Tom Thibault’s observatory
is shoveled out and the roof
cleared after the blizzard of
February 8, 2013
15
From the Providence area:
Take Rt. 6 West to Interstate 295 in Johnston and proceed west on Rt. 6 to Scituate. In Scituate bear
right off Rt. 6 onto Rt. 101. Turn right onto Rt. 116 North. Peeptoad Road is the first left off Rt. 116.
From Coventry/West Warwick area:
Take Rt. 116 North. Peeptoad Road is the first left after crossing Rt. 101.
From Southern Rhode Island:
Take Interstate 95 North.

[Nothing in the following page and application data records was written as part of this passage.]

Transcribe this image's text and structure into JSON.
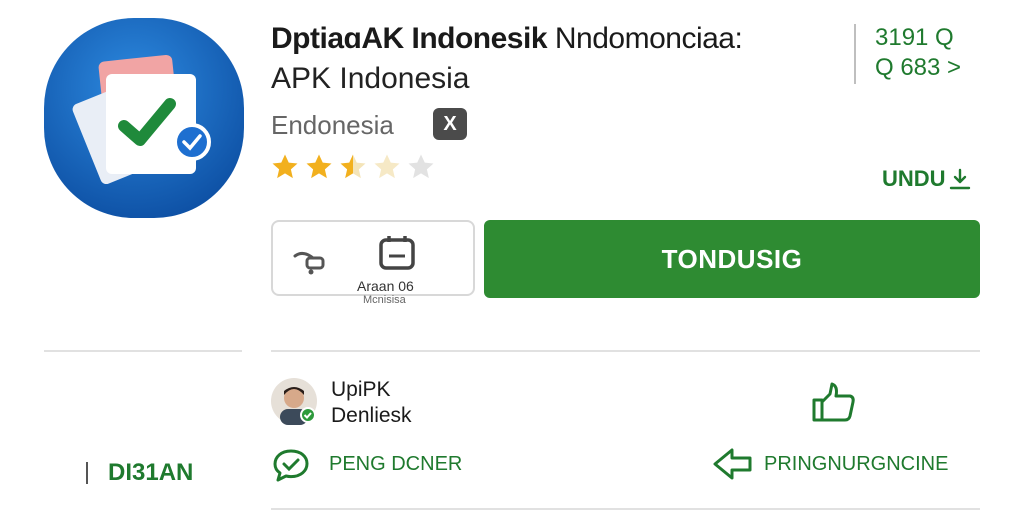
{
  "app": {
    "title_bold": "DptiaɑAK Indonesik",
    "title_light": "Nndomonciaa:",
    "subtitle": "APK Indonesia",
    "publisher": "Endonesia",
    "publisher_badge": "X",
    "rating_stars": 2.5,
    "rating_max": 5
  },
  "stats": {
    "line1": "3191 Q",
    "line2": "Q 683 >",
    "unduh_label": "UNDU"
  },
  "actions": {
    "info_label": "Araan 06",
    "info_sublabel": "Mcnisisa",
    "install_label": "TONDUSIG"
  },
  "developer": {
    "name_line1": "UpiPK",
    "name_line2": "Denliesk"
  },
  "bottom": {
    "side_label": "DI31AN",
    "link1": "PENG DCNER",
    "link2": "PRINGNURGNCINE"
  },
  "colors": {
    "accent": "#2e8b32",
    "accent_text": "#1f7a2e",
    "icon_blue": "#1565c0",
    "star": "#f2b01e"
  },
  "icons": {
    "share": "share-icon",
    "device": "device-icon",
    "thumb": "thumbs-up-icon",
    "chat": "chat-icon",
    "arrow": "arrow-icon",
    "download": "download-icon"
  }
}
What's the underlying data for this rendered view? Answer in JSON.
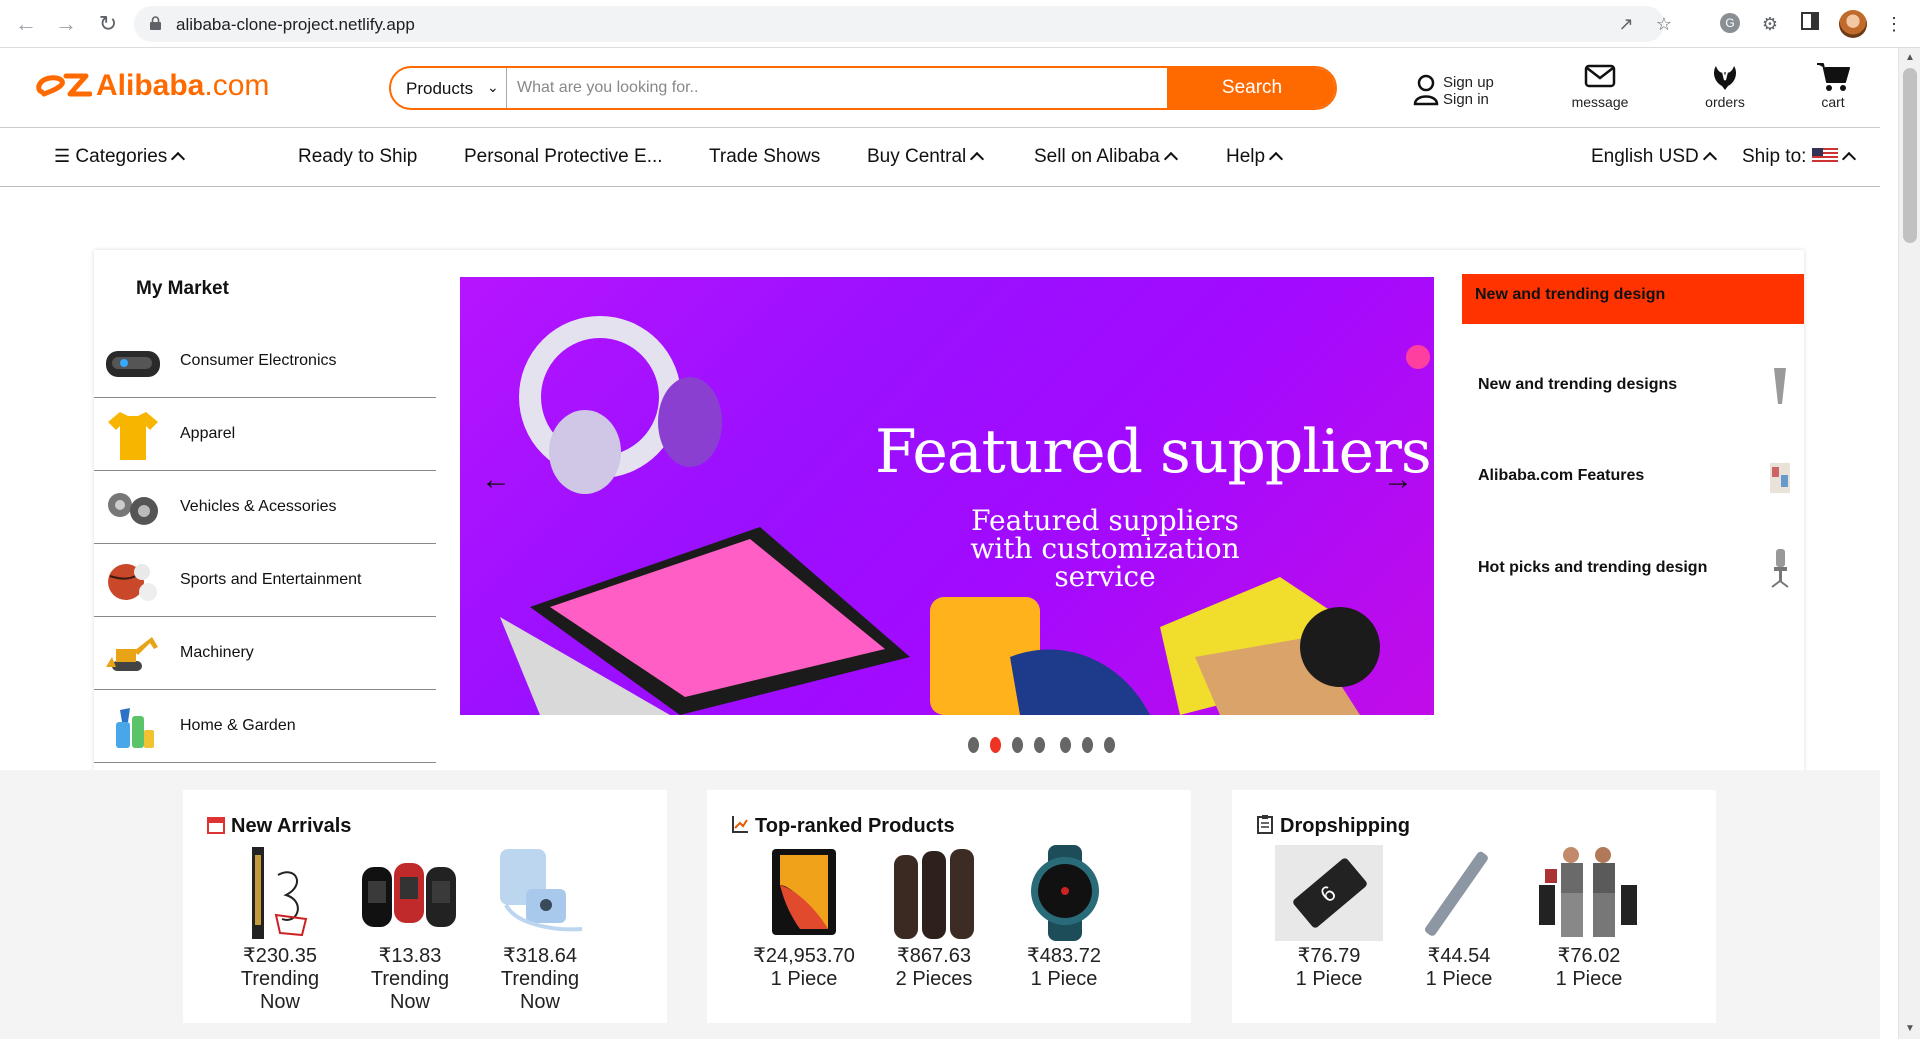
{
  "browser": {
    "url": "alibaba-clone-project.netlify.app"
  },
  "header": {
    "logo_brand": "Alibaba",
    "logo_suffix": ".com",
    "search_category": "Products",
    "search_placeholder": "What are you looking for..",
    "search_button": "Search",
    "sign_up": "Sign up",
    "sign_in": "Sign in",
    "message": "message",
    "orders": "orders",
    "cart": "cart"
  },
  "nav": {
    "categories": "Categories",
    "ready_to_ship": "Ready to Ship",
    "ppe": "Personal Protective E...",
    "trade_shows": "Trade Shows",
    "buy_central": "Buy Central",
    "sell_on_alibaba": "Sell on Alibaba",
    "help": "Help",
    "language": "English USD",
    "ship_to": "Ship to:"
  },
  "market": {
    "title": "My Market",
    "items": [
      {
        "label": "Consumer Electronics",
        "icon": "vr-headset-icon"
      },
      {
        "label": "Apparel",
        "icon": "tshirt-icon"
      },
      {
        "label": "Vehicles & Acessories",
        "icon": "car-parts-icon"
      },
      {
        "label": "Sports and Entertainment",
        "icon": "sports-balls-icon"
      },
      {
        "label": "Machinery",
        "icon": "excavator-icon"
      },
      {
        "label": "Home & Garden",
        "icon": "cleaning-supplies-icon"
      }
    ]
  },
  "banner": {
    "title": "Featured suppliers",
    "subtitle": "Featured suppliers with customization service",
    "active_slide": 2,
    "slide_count": 7
  },
  "trending": {
    "header": "New and trending design",
    "items": [
      {
        "label": "New and trending designs"
      },
      {
        "label": "Alibaba.com Features"
      },
      {
        "label": "Hot picks and trending design"
      }
    ]
  },
  "panels": [
    {
      "title": "New Arrivals",
      "products": [
        {
          "price": "₹230.35",
          "sub1": "Trending",
          "sub2": "Now"
        },
        {
          "price": "₹13.83",
          "sub1": "Trending",
          "sub2": "Now"
        },
        {
          "price": "₹318.64",
          "sub1": "Trending",
          "sub2": "Now"
        }
      ]
    },
    {
      "title": "Top-ranked Products",
      "products": [
        {
          "price": "₹24,953.70",
          "sub1": "1 Piece"
        },
        {
          "price": "₹867.63",
          "sub1": "2 Pieces"
        },
        {
          "price": "₹483.72",
          "sub1": "1 Piece"
        }
      ]
    },
    {
      "title": "Dropshipping",
      "products": [
        {
          "price": "₹76.79",
          "sub1": "1 Piece"
        },
        {
          "price": "₹44.54",
          "sub1": "1 Piece"
        },
        {
          "price": "₹76.02",
          "sub1": "1 Piece"
        }
      ]
    }
  ],
  "colors": {
    "brand": "#ff6a00",
    "trend_header": "#ff3300",
    "banner": "#a50cff",
    "active_dot": "#ee3322"
  }
}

Exit onto Interstate 295 North in Warwick (left exit.) Exit to Rt. 6 West in Johnston. Bear right off Rt. 6 onto Rt. 101. Turn right on Rt. 116. Peeptoad Road is the first left off Rt. 116.
From Northern Rhode Island:
Take Rt. 116 South. Follow Rt. 116 thru Greenville. Turn left at Knight’s Farm intersection (Rt. 116 turns left) and follow Rt. 116. Watch for Peeptoad Road on the right.
From Connecticut:
• Take Rt. 44 East to Greenville and turn right on Rt. 116 South. Turn left at Knight’s Farm intersection (Rt. 116 turn left) and follow Rt. 116. Watch for Peeptoad Road on the right.
• or • Take Rt. 6 East toward Rhode Island; bear left on Rt. 101 East and continue to intersection with Rt. 116. Turn left; Peeptoad Road is the first left off Rt. 116.
From Massachusetts:
Take Interstate 295 South (off Interstate 95 in Attleboro). Exit onto Rt. 6 West in Johnston. Bear
right off Rt. 6 onto Rt. 101. Turn right on Rt. 116. Peeptoad Road is the first left off Rt. 116.
47 Peeptoad Road
North Scituate, Rhode Island 02857
www.theSkyscrapers.org
Directions to Seagrave Memorial Observatory